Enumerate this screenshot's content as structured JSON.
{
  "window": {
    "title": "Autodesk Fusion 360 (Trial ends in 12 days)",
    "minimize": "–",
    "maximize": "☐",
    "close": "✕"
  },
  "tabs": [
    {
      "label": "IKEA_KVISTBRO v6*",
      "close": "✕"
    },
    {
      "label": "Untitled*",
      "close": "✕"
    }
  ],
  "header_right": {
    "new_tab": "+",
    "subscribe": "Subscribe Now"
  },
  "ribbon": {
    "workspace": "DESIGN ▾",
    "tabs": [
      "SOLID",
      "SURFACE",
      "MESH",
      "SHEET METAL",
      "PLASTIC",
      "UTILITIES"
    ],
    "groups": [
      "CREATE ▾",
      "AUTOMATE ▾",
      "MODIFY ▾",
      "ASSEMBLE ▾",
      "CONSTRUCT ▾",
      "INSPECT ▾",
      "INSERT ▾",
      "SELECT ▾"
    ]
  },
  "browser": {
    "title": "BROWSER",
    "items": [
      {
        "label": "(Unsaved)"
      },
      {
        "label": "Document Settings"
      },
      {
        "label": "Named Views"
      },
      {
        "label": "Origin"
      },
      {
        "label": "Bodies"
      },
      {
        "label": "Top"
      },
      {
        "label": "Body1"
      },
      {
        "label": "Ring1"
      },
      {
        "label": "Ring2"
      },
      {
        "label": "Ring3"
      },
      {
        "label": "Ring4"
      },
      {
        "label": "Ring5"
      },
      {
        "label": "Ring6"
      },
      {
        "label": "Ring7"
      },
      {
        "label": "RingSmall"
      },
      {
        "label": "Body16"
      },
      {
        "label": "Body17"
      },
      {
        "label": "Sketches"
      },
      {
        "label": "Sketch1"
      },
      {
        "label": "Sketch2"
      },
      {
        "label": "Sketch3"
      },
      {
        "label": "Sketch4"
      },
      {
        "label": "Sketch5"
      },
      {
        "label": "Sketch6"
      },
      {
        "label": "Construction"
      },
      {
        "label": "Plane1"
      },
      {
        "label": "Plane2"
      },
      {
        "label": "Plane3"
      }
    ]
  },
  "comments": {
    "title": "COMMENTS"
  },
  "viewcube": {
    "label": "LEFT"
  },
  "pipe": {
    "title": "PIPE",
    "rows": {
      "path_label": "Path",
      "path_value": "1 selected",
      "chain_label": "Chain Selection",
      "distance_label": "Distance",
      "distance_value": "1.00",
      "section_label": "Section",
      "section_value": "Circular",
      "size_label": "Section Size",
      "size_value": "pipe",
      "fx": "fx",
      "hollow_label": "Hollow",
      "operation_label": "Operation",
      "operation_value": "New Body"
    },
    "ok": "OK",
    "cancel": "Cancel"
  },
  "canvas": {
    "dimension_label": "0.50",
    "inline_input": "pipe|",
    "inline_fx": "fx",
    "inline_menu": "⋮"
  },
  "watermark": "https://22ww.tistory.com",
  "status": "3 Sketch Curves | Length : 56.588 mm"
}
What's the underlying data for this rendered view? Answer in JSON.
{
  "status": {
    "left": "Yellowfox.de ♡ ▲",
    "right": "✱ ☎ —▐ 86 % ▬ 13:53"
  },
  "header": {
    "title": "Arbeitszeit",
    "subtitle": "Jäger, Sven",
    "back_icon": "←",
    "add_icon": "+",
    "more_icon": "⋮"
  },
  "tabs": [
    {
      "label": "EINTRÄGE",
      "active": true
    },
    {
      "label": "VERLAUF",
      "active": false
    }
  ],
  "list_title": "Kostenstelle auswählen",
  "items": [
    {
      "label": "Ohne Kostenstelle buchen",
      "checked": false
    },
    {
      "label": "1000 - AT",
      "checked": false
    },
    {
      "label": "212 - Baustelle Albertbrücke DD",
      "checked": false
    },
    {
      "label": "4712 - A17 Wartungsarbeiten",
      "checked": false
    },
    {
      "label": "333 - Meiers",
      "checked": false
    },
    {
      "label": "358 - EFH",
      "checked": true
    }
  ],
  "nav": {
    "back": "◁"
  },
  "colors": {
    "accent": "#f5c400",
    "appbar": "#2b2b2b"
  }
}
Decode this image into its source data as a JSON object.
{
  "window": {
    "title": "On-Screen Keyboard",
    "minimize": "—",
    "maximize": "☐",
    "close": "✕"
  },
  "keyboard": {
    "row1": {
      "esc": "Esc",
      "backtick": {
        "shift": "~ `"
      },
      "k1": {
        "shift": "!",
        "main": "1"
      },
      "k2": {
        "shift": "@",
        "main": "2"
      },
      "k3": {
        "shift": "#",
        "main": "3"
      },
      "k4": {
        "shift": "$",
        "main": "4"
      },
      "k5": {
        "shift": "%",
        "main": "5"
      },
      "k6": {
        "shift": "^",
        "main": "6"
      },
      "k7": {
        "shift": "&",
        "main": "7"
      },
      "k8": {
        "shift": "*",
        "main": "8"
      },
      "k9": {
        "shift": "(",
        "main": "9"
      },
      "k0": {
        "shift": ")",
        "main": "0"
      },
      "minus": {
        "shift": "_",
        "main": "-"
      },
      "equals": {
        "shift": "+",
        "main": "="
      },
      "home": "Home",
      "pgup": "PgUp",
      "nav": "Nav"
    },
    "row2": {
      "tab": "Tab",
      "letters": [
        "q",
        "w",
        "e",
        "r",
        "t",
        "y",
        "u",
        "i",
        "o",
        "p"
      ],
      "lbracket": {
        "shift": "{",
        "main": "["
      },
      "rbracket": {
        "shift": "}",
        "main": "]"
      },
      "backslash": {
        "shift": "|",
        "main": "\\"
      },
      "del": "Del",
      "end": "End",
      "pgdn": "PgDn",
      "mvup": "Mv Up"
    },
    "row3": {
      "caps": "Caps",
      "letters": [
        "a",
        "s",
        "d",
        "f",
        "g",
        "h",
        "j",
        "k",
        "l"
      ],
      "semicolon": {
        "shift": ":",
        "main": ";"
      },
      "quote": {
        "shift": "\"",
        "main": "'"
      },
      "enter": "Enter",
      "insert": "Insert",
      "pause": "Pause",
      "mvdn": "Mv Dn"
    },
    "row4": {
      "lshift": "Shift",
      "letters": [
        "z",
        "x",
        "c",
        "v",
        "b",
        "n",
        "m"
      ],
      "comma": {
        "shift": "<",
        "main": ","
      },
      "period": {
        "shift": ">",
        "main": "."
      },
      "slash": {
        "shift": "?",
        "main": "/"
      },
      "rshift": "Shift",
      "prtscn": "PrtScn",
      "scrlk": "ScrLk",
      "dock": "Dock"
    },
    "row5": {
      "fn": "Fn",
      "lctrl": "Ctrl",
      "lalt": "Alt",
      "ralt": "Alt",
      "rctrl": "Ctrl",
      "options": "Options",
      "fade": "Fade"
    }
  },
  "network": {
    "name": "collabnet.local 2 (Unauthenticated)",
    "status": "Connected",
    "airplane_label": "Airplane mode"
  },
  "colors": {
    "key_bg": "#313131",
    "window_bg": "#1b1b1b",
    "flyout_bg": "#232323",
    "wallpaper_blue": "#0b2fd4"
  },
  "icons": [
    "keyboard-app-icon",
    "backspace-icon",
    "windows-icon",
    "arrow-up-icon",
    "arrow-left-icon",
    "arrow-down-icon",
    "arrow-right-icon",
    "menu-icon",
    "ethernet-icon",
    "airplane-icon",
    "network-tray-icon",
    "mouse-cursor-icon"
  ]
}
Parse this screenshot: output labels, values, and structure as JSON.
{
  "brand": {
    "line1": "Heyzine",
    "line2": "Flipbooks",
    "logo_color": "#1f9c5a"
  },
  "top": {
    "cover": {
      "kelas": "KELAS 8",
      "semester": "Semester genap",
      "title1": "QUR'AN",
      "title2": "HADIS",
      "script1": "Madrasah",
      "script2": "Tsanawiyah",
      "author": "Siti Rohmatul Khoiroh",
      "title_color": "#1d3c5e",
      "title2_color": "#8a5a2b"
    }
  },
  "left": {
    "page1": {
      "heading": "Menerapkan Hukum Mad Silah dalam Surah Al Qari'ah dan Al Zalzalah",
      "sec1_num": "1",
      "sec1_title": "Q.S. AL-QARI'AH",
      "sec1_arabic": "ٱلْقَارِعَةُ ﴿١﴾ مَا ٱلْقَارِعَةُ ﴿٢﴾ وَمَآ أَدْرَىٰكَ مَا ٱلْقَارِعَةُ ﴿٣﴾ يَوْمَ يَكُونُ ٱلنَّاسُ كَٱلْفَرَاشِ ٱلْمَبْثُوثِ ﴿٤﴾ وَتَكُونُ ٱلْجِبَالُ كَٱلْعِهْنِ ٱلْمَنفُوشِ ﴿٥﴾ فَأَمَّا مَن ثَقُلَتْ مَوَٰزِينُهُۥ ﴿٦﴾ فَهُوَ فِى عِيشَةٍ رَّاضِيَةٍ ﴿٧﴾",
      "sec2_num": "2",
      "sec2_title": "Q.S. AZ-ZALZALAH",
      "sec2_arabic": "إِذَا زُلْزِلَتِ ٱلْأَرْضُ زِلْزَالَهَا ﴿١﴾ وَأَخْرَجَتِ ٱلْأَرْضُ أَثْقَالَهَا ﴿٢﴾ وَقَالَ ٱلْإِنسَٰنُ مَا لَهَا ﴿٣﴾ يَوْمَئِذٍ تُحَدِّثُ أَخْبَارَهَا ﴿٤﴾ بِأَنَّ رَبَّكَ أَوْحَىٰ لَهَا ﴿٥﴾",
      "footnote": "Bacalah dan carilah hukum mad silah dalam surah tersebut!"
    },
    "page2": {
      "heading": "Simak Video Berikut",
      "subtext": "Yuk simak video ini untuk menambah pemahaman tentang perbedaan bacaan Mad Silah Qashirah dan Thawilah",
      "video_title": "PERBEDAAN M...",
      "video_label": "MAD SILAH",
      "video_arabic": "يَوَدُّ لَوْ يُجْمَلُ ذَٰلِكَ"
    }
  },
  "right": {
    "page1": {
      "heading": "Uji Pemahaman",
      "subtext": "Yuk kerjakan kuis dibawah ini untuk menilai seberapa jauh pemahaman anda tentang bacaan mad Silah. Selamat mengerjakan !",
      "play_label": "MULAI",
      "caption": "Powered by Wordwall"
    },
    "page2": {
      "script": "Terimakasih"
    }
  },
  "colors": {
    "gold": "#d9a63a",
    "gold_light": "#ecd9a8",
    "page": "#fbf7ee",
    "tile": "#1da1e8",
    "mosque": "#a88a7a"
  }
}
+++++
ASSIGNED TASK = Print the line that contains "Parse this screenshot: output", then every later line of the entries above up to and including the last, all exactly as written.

SOLVED EXERCISE =
Parse this screenshot: output labels, values, and structure as JSON.
{
  "brand": {
    "line1": "Heyzine",
    "line2": "Flipbooks",
    "logo_color": "#1f9c5a"
  },
  "top": {
    "cover": {
      "kelas": "KELAS 8",
      "semester": "Semester genap",
      "title1": "QUR'AN",
      "title2": "HADIS",
      "script1": "Madrasah",
      "script2": "Tsanawiyah",
      "author": "Siti Rohmatul Khoiroh",
      "title_color": "#1d3c5e",
      "title2_color": "#8a5a2b"
    }
  },
  "left": {
    "page1": {
      "heading": "Menerapkan Hukum Mad Silah dalam Surah Al Qari'ah dan Al Zalzalah",
      "sec1_num": "1",
      "sec1_title": "Q.S. AL-QARI'AH",
      "sec1_arabic": "ٱلْقَارِعَةُ ﴿١﴾ مَا ٱلْقَارِعَةُ ﴿٢﴾ وَمَآ أَدْرَىٰكَ مَا ٱلْقَارِعَةُ ﴿٣﴾ يَوْمَ يَكُونُ ٱلنَّاسُ كَٱلْفَرَاشِ ٱلْمَبْثُوثِ ﴿٤﴾ وَتَكُونُ ٱلْجِبَالُ كَٱلْعِهْنِ ٱلْمَنفُوشِ ﴿٥﴾ فَأَمَّا مَن ثَقُلَتْ مَوَٰزِينُهُۥ ﴿٦﴾ فَهُوَ فِى عِيشَةٍ رَّاضِيَةٍ ﴿٧﴾",
      "sec2_num": "2",
      "sec2_title": "Q.S. AZ-ZALZALAH",
      "sec2_arabic": "إِذَا زُلْزِلَتِ ٱلْأَرْضُ زِلْزَالَهَا ﴿١﴾ وَأَخْرَجَتِ ٱلْأَرْضُ أَثْقَالَهَا ﴿٢﴾ وَقَالَ ٱلْإِنسَٰنُ مَا لَهَا ﴿٣﴾ يَوْمَئِذٍ تُحَدِّثُ أَخْبَارَهَا ﴿٤﴾ بِأَنَّ رَبَّكَ أَوْحَىٰ لَهَا ﴿٥﴾",
      "footnote": "Bacalah dan carilah hukum mad silah dalam surah tersebut!"
    },
    "page2": {
      "heading": "Simak Video Berikut",
      "subtext": "Yuk simak video ini untuk menambah pemahaman tentang perbedaan bacaan Mad Silah Qashirah dan Thawilah",
      "video_title": "PERBEDAAN M...",
      "video_label": "MAD SILAH",
      "video_arabic": "يَوَدُّ لَوْ يُجْمَلُ ذَٰلِكَ"
    }
  },
  "right": {
    "page1": {
      "heading": "Uji Pemahaman",
      "subtext": "Yuk kerjakan kuis dibawah ini untuk menilai seberapa jauh pemahaman anda tentang bacaan mad Silah. Selamat mengerjakan !",
      "play_label": "MULAI",
      "caption": "Powered by Wordwall"
    },
    "page2": {
      "script": "Terimakasih"
    }
  },
  "colors": {
    "gold": "#d9a63a",
    "gold_light": "#ecd9a8",
    "page": "#fbf7ee",
    "tile": "#1da1e8",
    "mosque": "#a88a7a"
  }
}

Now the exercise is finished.